Female Hearthstone players not allowed to compete against male players
In what seems like a ridiculous decision with no acceptable explanation, female players are not allowed to take part in the Assembly Summer 2014 Hearthstone IeSF Qualifier.
Just when you thought you’d seen it all as the industry strives for equality, the Assembly Summer 2014 Hearthstone IeSF Qualifier is not open to female gamers. The news was confirmed by Markus “Olodyn” Koskivirta, head admin of the Assembly Summer 2014 who issued a statement to PCGamer confirming the rules.
“In accordance with the International e-Sports Federation’s (IeSF) tournament regulations, since the main tournament event is open to male players only. This is to avoid possible conflicts (e.g. a female player eliminating a male player during RO8) among other things.”
Is it a case that egos are at stake? I see no other reasoning behind the statement above.
The rules forbidding female players to take part are also posted on the Assembly Summer 2014 website.
The participation is open only to Finnish male players. The tournament ticket costs €50, which includes the entrance to the ASSEMBLY event for full four days, access to the dedicated tournament area with a personal computer on tournament days and the player lounge by SEUL ry where you may enjoy snacks for free.
After this rather odd rule was spotted an update popped up which reads:
To clarify the gender restriction rule, it is based on the International e-Sports Federation’s (IeSF) tournament regulations. Since the IeSF World Championship Hearthstone tournament in Baku is male only, we can only accept male participants in the Finnish qualifier.
The blame is being passed to the IeSF who subsequently posted a response on their Facebook page to clarify their position.
The decision to divide male and female competitions was made in accordance with international sports authorities, as part of our effort to promote e-Sports as a legitimate sports.

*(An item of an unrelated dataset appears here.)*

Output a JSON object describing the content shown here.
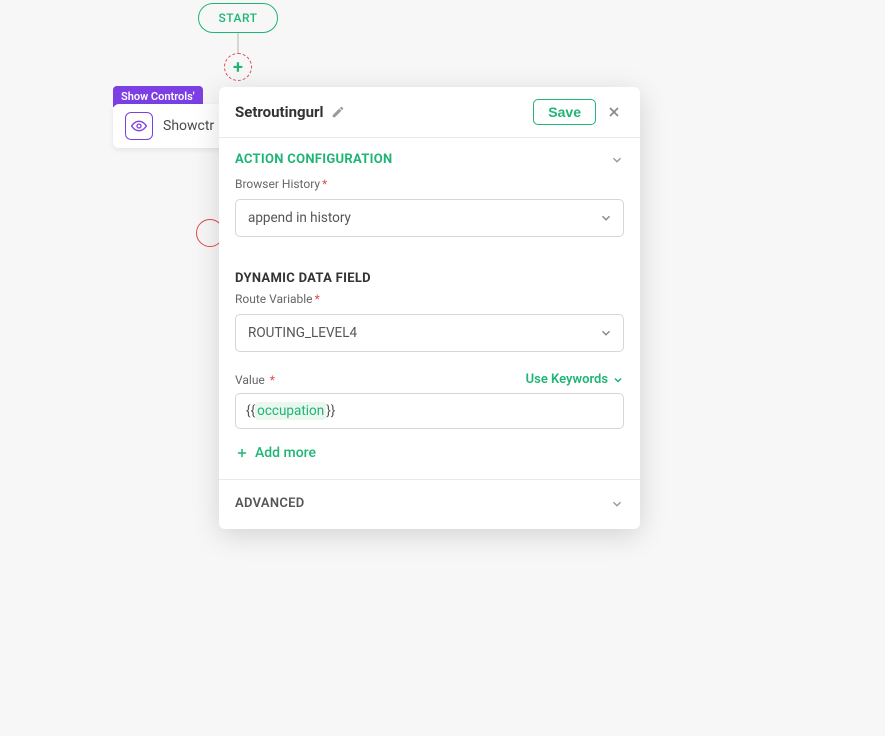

Now read that sentence again then pick your jaw up off the floor. The IeSF added a further comment:
1 – promoting female players. We know that e-Sports is largely dominated by male players and females players are actually a portion of the overall player base. By hosting a female-only competition, we strive to promote female gaming on a global scale.
2 – International standards. IeSF is very close to get e-Sports recognized as a true sports like it should be. Part of that efforts is to comply with the international sports regulations. For example, chess is also divided into male / female leagues.But, we want you to know that we listen to you, and appreciate your feedback! Our efforts does not clash with the community opinion – but on the contrary – we are here for the future of e-Sports and will do our best to promote it as best as we can.

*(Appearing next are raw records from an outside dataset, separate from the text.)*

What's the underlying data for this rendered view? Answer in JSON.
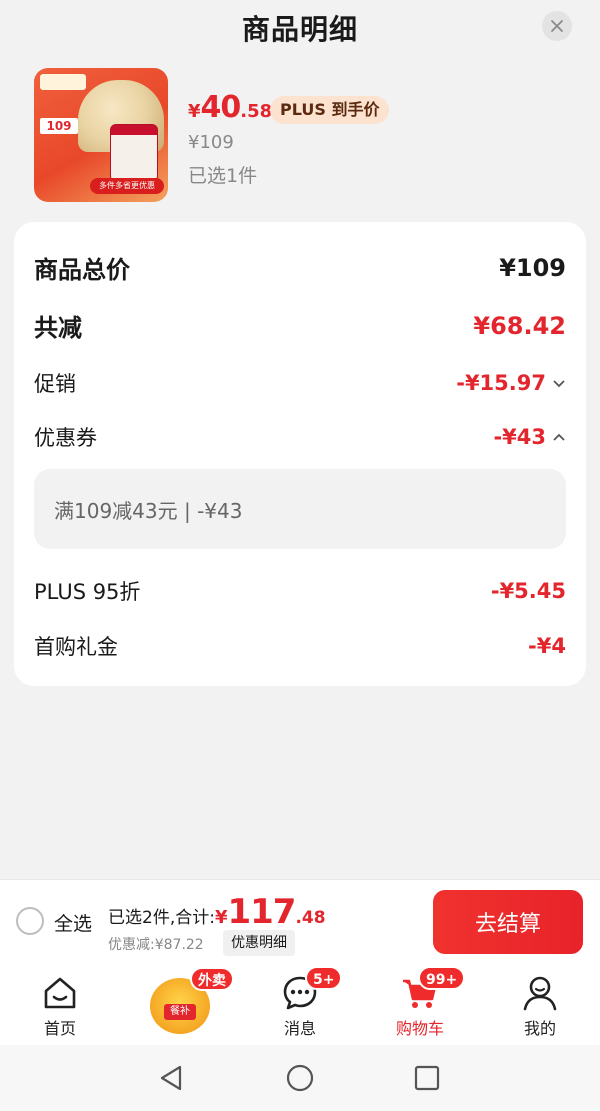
{
  "header": {
    "title": "商品明细"
  },
  "product": {
    "thumb_price": "109",
    "thumb_banner": "多件多省更优惠",
    "price_symbol": "¥",
    "price_int": "40",
    "price_dec": ".58",
    "plus_tag": "PLUS 到手价",
    "original_price": "¥109",
    "selected": "已选1件"
  },
  "breakdown": {
    "total_label": "商品总价",
    "total_value": "¥109",
    "reduce_label": "共减",
    "reduce_value": "¥68.42",
    "promo_label": "促销",
    "promo_value": "-¥15.97",
    "coupon_label": "优惠券",
    "coupon_value": "-¥43",
    "coupon_detail": "满109减43元 | -¥43",
    "plus_label": "PLUS 95折",
    "plus_value": "-¥5.45",
    "first_label": "首购礼金",
    "first_value": "-¥4"
  },
  "checkout": {
    "select_all": "全选",
    "total_prefix": "已选2件,合计:",
    "total_symbol": "¥",
    "total_int": "117",
    "total_dec": ".48",
    "discount": "优惠减:¥87.22",
    "detail_button": "优惠明细",
    "checkout_button": "去结算"
  },
  "tabs": [
    {
      "label": "首页",
      "icon": "home-icon"
    },
    {
      "label": "外卖",
      "icon": "meal-subsidy-icon",
      "badge": "外卖",
      "inner": "餐补"
    },
    {
      "label": "消息",
      "icon": "message-icon",
      "badge": "5+"
    },
    {
      "label": "购物车",
      "icon": "cart-icon",
      "badge": "99+",
      "active": true
    },
    {
      "label": "我的",
      "icon": "profile-icon"
    }
  ],
  "colors": {
    "accent": "#e3262d",
    "plus_tag_bg": "#fbe3cf",
    "background": "#f2f2f2"
  }
}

Gender segregation in eSports is completely unwarranted but as eSports is determined to get accepted as “real sport” it’s going to be hampered by any guidelines set by international sports regulatory bodies.
eSports are not physical and gender should have no bearing on who is eligible to compete. Perhaps eSports needs to stop trying so hard to be classed as “real sport”, because let’s face it, playing DOTA 2 or Hearthstone is not the same as running a marathon. While dedication and training is involved, eSports are not physical.
Partners of the IeSF include Blizzard, Valve, Capcom and Namco. All these companies involved need to take a hard look at the IeSF and start pushing for non-segregated tournaments.
Discussions of gender equality in the games industry is always a hot topic and progress is being made. Rules and stipulations such as the ones outlined by the IeSF can only harm the cause for gender equality in gaming.